Nutmeats are naturally enzyme active. Multiple natural enzyme systems may need to be inactivated (generally by roasting or other heat treatment) to prevent oil oxidation and other influences that affect flavor quality. Certainly, nutmeats formulated into any food need to be free of any rancid or other off flavors. They can be dry, oil or honey roasted, sliced or diced large to small, or salted. The amount and type of oil used for roasting is also critical to flavor stability and to total fat content of the finished nutmeat as it relates to total fat content of the finished ice cream. Further, the amount and type of nutmeat being used is critical to meeting consumer expectations.

Understanding how the textural properties of each nutmeat will translate into the high-moisture environment of ice cream is critical. Nutmeats that are normally firm or hard (e.g., peanuts, almonds) will resist moisture pickup and retain shape and eating quality. Those that are soft (e.g., pistachios) can be coated to avoid becoming too soft and mealy. Coatings can include oils, hard candy and chocolate. Some of these will add sensory qualities (flavor, color, texture) of their own.

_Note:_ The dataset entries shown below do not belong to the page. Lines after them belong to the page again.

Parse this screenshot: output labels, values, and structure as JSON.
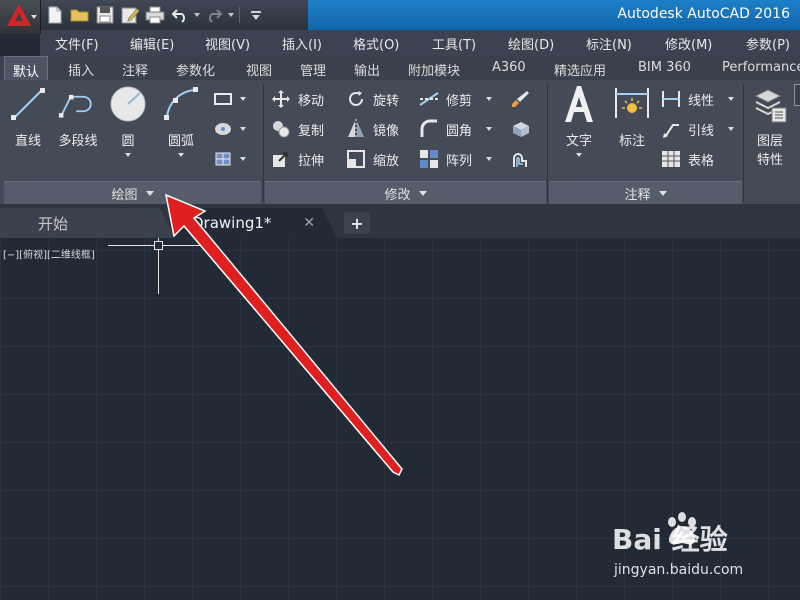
{
  "title": {
    "app_title": "Autodesk AutoCAD 2016"
  },
  "menu": [
    "文件(F)",
    "编辑(E)",
    "视图(V)",
    "插入(I)",
    "格式(O)",
    "工具(T)",
    "绘图(D)",
    "标注(N)",
    "修改(M)",
    "参数(P)"
  ],
  "ribbon_tabs": [
    "默认",
    "插入",
    "注释",
    "参数化",
    "视图",
    "管理",
    "输出",
    "附加模块",
    "A360",
    "精选应用",
    "BIM 360",
    "Performance"
  ],
  "active_tab": "默认",
  "draw_panel": {
    "footer": "绘图",
    "tools": [
      "直线",
      "多段线",
      "圆",
      "圆弧"
    ]
  },
  "modify_panel": {
    "footer": "修改",
    "tools": [
      "移动",
      "旋转",
      "修剪",
      "复制",
      "镜像",
      "圆角",
      "拉伸",
      "缩放",
      "阵列"
    ]
  },
  "annotation_panel": {
    "footer": "注释",
    "tools": [
      "文字",
      "标注",
      "线性",
      "引线",
      "表格"
    ]
  },
  "layers_panel": {
    "tools": [
      "图层",
      "特性"
    ]
  },
  "doc_tabs": {
    "start": "开始",
    "drawing": "Drawing1*"
  },
  "viewport": {
    "label": "[−][俯视][二维线框]"
  },
  "watermark": {
    "main": "Bai 经验",
    "sub": "jingyan.baidu.com"
  },
  "colors": {
    "accent_red": "#e02020",
    "title_blue": "#1e7fc9",
    "canvas_bg": "#222a35"
  }
}
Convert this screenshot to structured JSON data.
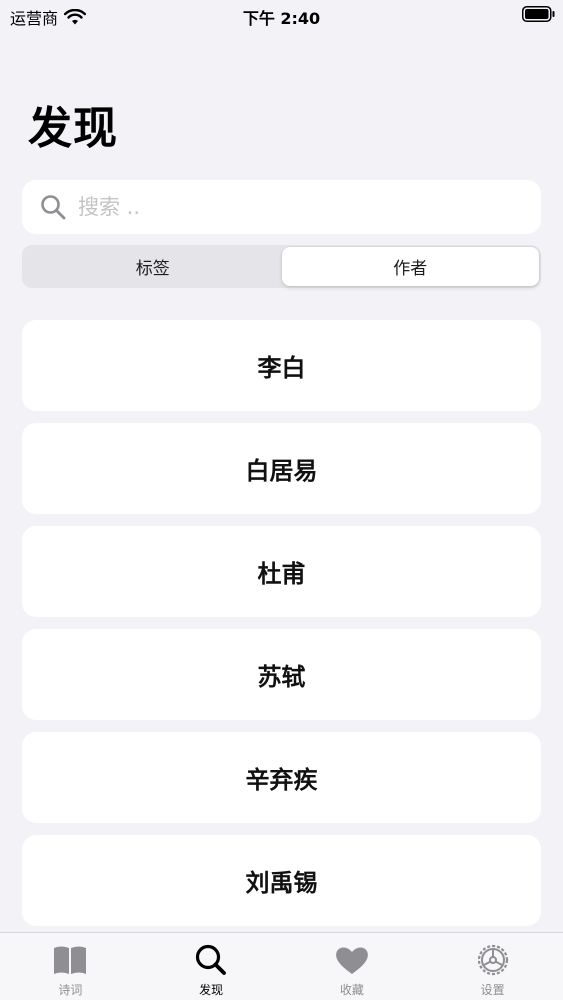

When nutmeats are soft, mealy or expensive, nutmeat “brittles” or hard candies can be formulated to deliver the flavor profile desired. These brittles may or may not include the actual nutmeat that is intended. Such formulated brittles allow for differing colors, flavors and textures that can best meet consumer expectations. 

Formulated syrups and pastes also can be used to execute nutmeat flavors. Besides flavor, the textural and visual eating qualities need to closely match the needs of the ice cream into which the syrup or paste is being used.

As is done with chocolate chips, nutmeat-flavored chips can be added to ice cream as well. These can be formulated chips added at the fruit feeder or liquid chip, which can be added as a variegated sauce.

A number of ice cream defects can be directly related to nutmeats. Sandiness is of particular concern, for two reasons. On one hand, dust incorporated with the nuts can act as nuclei for lactose crystallization. Also, dust or the nutmeats themselves can absorb water from the unfrozen portion of the ice cream in their vicinity. This increases the concentration of lactose and hastens its crystallization. Other defects include oxidized flavor, poor compatibility with the base ice cream flavor, too salty, cooked/burnt, unnatural, weak/deficient, too sweet, dry/mealy and bitter.

When properly selected and matched with the right ice cream base, nutmeats can provide novel and exciting “old” and new flavoring opportunities. 


For more on managing heat shock, cost reduction and product quality join Bruce Tharp & Steve Young at Tharp & Young On Ice Cream, Dec. 2-4, 2009, in Las Vegas. For more go to www.onicecream.com  or call 610/975-4424 or 281/782-4536.